Delta Flight Attendants Vote Not To Unionize

Flight attendants at Delta rejected unionization in a vote that was tallied Wednesday. The no vote was a painful loss for the flight attendants who were unionized under Northwest Airlines. Now that Northwest and Delta have merged, there will be no union for any flight attendants.

Copyright © 2010 NPR. For personal, noncommercial use only. See Terms of Use. For other uses, prior permission required.

STEVE INSKEEP, host:

In defeat for the labor movement, flight attendants at Delta Airlines have voted not to form a union.

But as NPR's Jim Zarroli reports, other employees at the airline will also vote soon on whether to join unions.

JIM ZARROLI: Delta is the last major U.S. carrier that is largely non-unionized. The airline's recent merger with the unionized carrier Northwest had raised hopes in the labor movement that organization efforts might finally succeed. Yesterday, union officials said Delta's 20,000 flight attendants had narrowly rejected a union. It was a big disappointment for labor, but the campaign isn't over.

Nelson Lichtenstein, a professor of history at the University of California at Santa Barbara, says other employee groups are voting whether to unionize in coming weeks. And if they succeed, it could raise support for a union at Delta.

Dr. NELSON LICHTENSTEIN (University of California, Santa Barbara): If the machinists and the ground personnel vote in favor of the union in the next election, then a couple of years down the line, the flight attendants may have another election, and they would join. That's happened in the past.

ZARROLI: Lichtenstein says the flight attendants' campaign might have failed because of the weak economy. He says in difficult economic times, workers are often afraid that starting a union will put pressure on their employers, which can lead to layoffs.

Jim Zarroli, NPR News.

Copyright © 2010 NPR. All rights reserved. No quotes from the materials contained herein may be used in any media without attribution to NPR. This transcript is provided for personal, noncommercial use only, pursuant to our Terms of Use. Any other use requires NPR's prior permission. Visit our permissions page for further information.

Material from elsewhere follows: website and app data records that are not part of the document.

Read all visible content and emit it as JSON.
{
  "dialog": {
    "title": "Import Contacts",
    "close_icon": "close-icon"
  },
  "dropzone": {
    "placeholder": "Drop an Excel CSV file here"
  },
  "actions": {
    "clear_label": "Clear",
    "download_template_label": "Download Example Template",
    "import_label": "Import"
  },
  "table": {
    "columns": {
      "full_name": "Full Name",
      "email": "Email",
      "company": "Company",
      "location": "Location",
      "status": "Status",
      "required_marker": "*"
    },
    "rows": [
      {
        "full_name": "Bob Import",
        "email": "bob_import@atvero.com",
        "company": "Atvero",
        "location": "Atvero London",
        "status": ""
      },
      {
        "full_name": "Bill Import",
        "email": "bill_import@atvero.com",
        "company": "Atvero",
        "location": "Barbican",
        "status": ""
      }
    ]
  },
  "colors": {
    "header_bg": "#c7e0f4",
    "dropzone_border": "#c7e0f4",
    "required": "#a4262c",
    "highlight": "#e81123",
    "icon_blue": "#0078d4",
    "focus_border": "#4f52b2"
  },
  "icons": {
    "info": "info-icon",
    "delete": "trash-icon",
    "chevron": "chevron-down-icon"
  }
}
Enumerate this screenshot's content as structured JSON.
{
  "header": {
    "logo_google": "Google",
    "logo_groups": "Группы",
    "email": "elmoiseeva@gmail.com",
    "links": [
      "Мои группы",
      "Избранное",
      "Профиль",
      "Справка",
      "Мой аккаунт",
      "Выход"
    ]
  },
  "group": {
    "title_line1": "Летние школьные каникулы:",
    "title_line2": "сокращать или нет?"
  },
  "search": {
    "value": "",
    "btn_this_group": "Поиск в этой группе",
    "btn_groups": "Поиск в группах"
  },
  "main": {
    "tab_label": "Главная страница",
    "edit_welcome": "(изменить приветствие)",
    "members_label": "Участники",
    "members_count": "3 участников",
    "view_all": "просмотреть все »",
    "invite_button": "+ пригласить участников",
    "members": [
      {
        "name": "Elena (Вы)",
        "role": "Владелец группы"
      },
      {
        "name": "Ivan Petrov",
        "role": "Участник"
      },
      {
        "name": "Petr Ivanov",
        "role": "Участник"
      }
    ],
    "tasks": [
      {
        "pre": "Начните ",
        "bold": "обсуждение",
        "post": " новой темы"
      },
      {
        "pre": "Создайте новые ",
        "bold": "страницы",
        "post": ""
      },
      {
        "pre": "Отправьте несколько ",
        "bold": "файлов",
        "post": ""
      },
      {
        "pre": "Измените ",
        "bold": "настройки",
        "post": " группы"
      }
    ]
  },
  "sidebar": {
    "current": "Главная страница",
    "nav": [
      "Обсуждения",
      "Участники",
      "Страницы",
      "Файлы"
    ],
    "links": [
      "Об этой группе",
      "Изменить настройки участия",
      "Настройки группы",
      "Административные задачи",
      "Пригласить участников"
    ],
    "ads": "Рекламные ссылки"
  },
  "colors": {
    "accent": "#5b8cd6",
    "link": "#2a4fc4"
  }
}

NPR transcripts are created on a rush deadline by a contractor for NPR, and accuracy and availability may vary. This text may not be in its final form and may be updated or revised in the future. Please be aware that the authoritative record of NPR's programming is the audio.

Comments

 

Please keep your community civil. All comments must follow the NPR.org Community rules and terms of use, and will be moderated prior to posting. NPR reserves the right to use the comments we receive, in whole or in part, and to use the commenter's name and location, in any medium. See also the Terms of Use, Privacy Policy and Community FAQ.

Support comes from: